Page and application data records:
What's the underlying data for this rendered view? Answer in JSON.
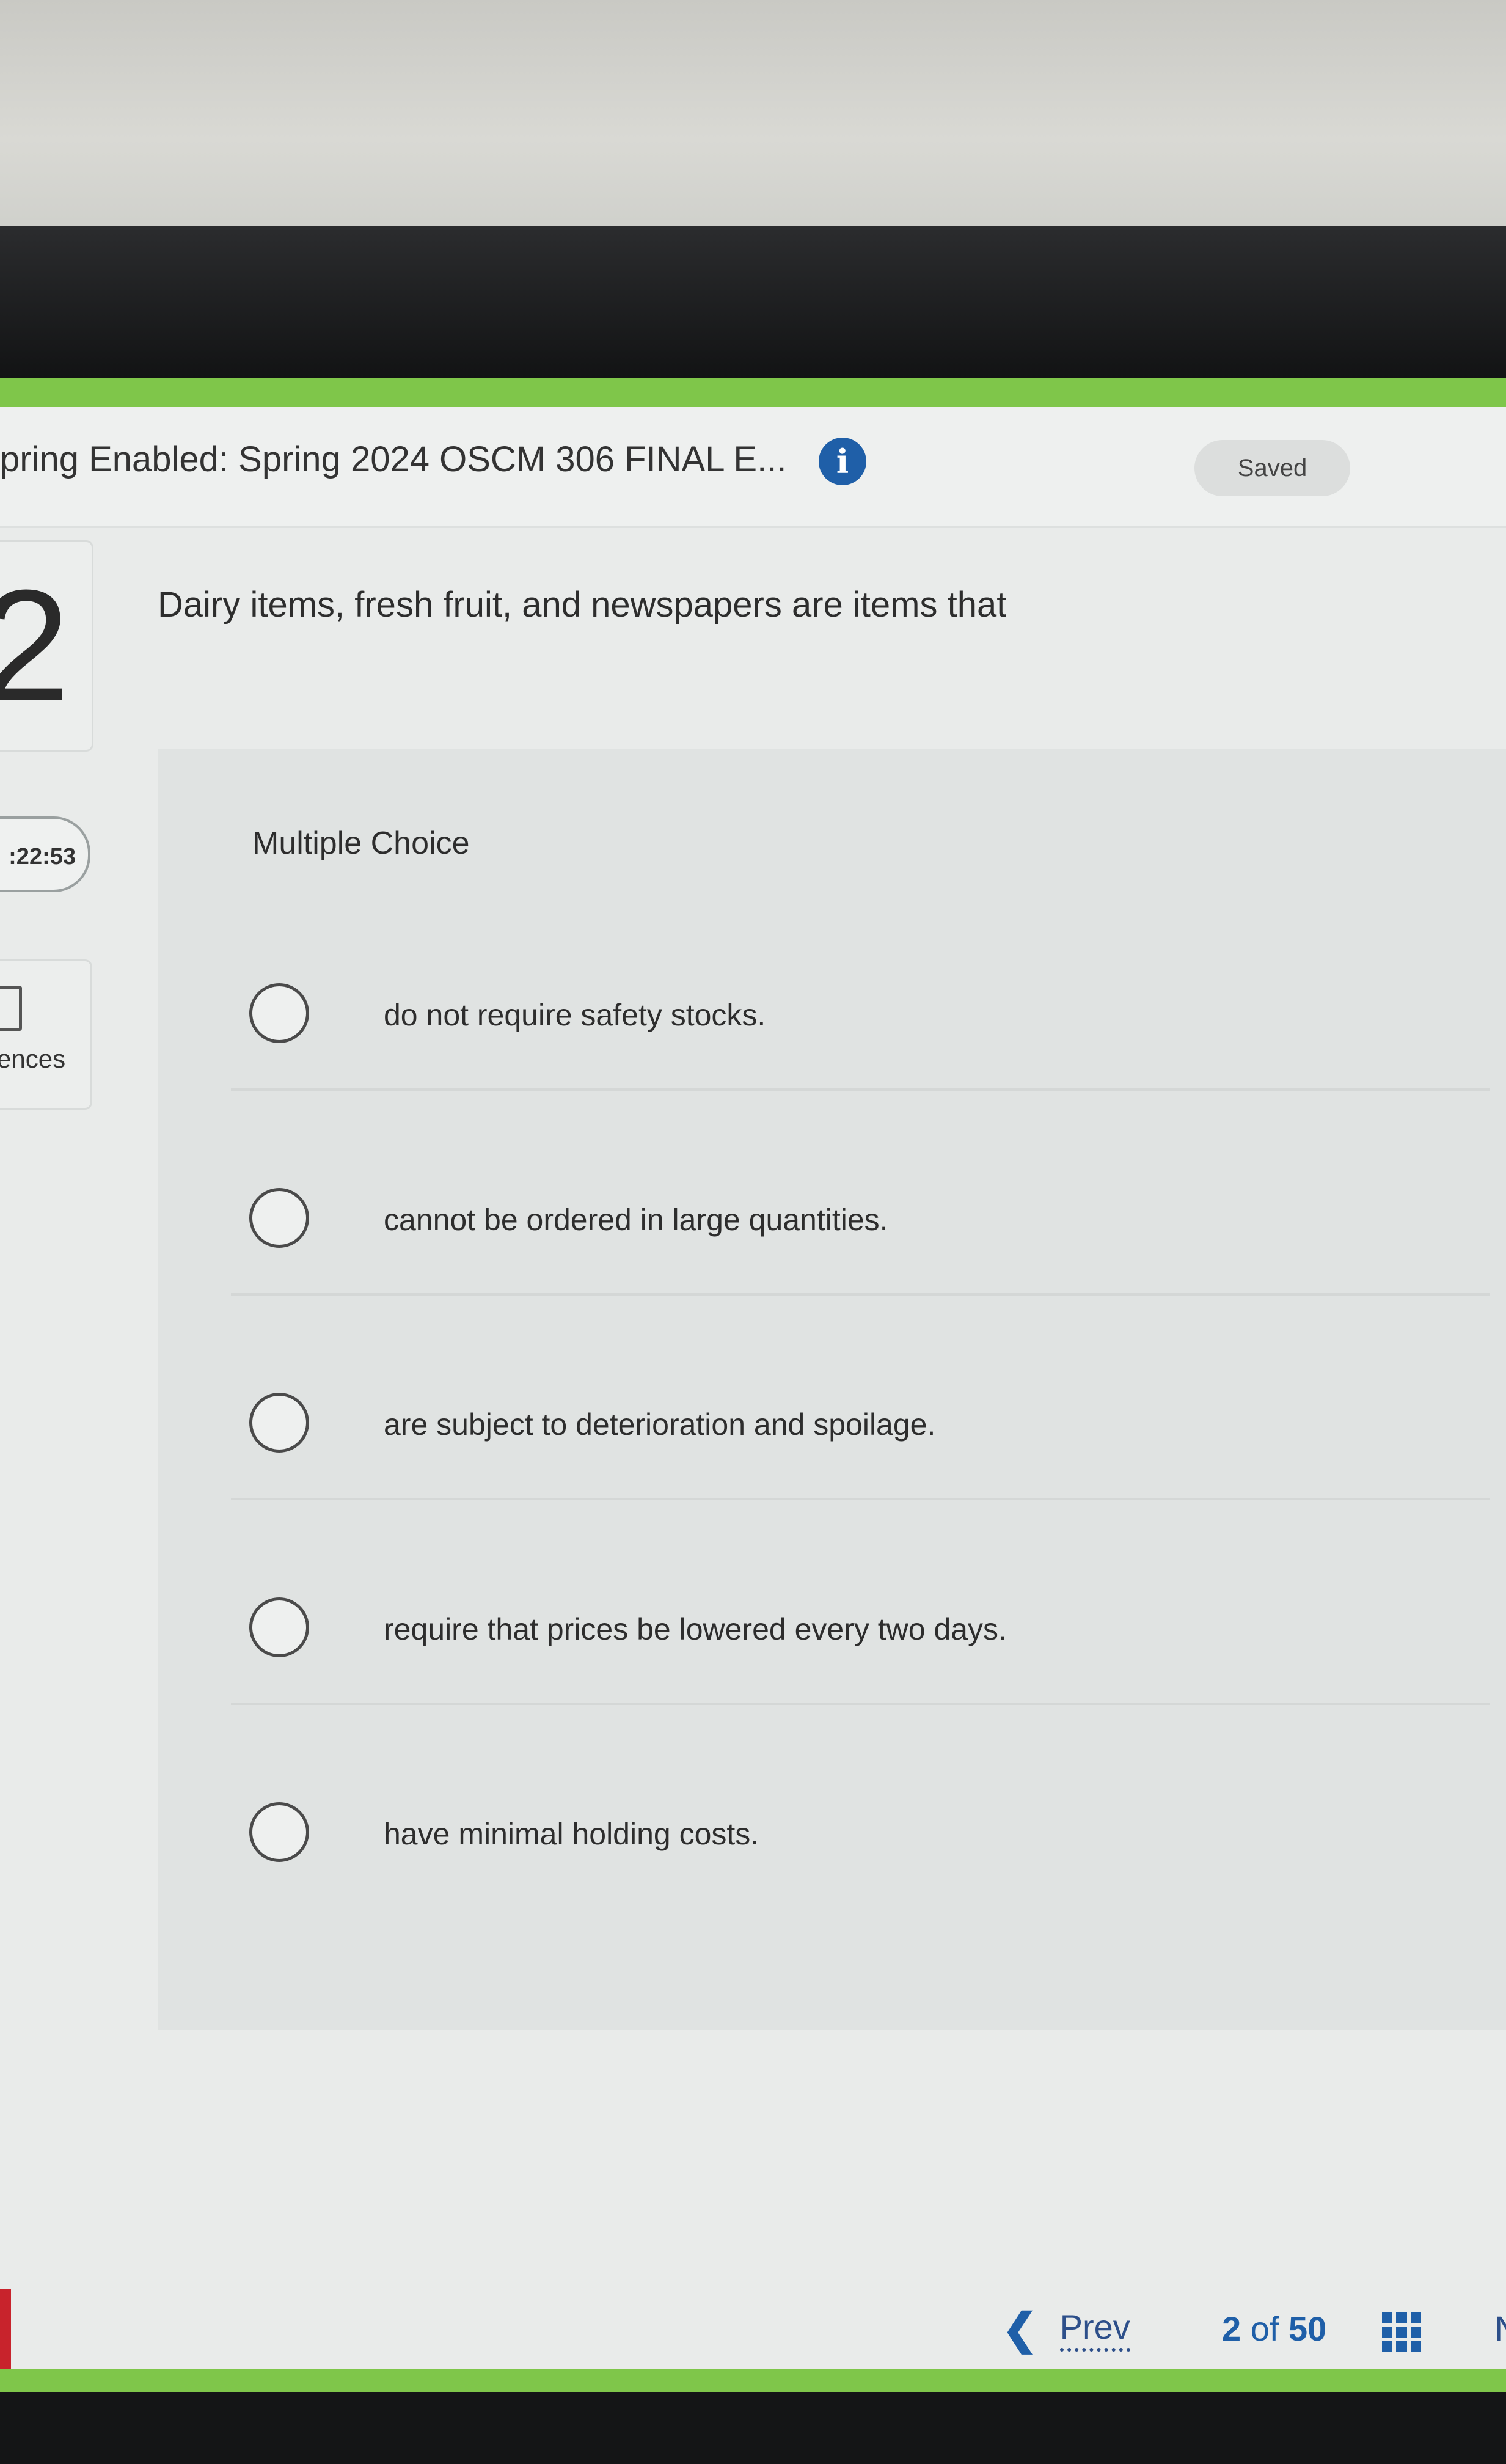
{
  "header": {
    "title": "pring Enabled: Spring 2024 OSCM 306 FINAL E...",
    "info_icon": "info-icon",
    "status": "Saved"
  },
  "sidebar": {
    "question_number": "2",
    "timer": ":22:53",
    "references_label": "ences"
  },
  "question": {
    "text": "Dairy items, fresh fruit, and newspapers are items that",
    "type_label": "Multiple Choice",
    "options": [
      "do not require safety stocks.",
      "cannot be ordered in large quantities.",
      "are subject to deterioration and spoilage.",
      "require that prices be lowered every two days.",
      "have minimal holding costs."
    ]
  },
  "footer": {
    "prev_label": "Prev",
    "current_page": "2",
    "of_label": "of",
    "total_pages": "50",
    "next_peek": "N"
  },
  "colors": {
    "accent_green": "#7fc64a",
    "link_blue": "#1f5fa8",
    "marker_red": "#c8232c"
  }
}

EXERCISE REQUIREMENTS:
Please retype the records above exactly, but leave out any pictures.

OUTPUT:
What's the underlying data for this rendered view? Answer in JSON.
{
  "header": {
    "title": "pring Enabled: Spring 2024 OSCM 306 FINAL E...",
    "info_icon": "info-icon",
    "status": "Saved"
  },
  "sidebar": {
    "question_number": "2",
    "timer": ":22:53",
    "references_label": "ences"
  },
  "question": {
    "text": "Dairy items, fresh fruit, and newspapers are items that",
    "type_label": "Multiple Choice",
    "options": [
      "do not require safety stocks.",
      "cannot be ordered in large quantities.",
      "are subject to deterioration and spoilage.",
      "require that prices be lowered every two days.",
      "have minimal holding costs."
    ]
  },
  "footer": {
    "prev_label": "Prev",
    "current_page": "2",
    "of_label": "of",
    "total_pages": "50",
    "next_peek": "N"
  },
  "colors": {
    "accent_green": "#7fc64a",
    "link_blue": "#1f5fa8",
    "marker_red": "#c8232c"
  }
}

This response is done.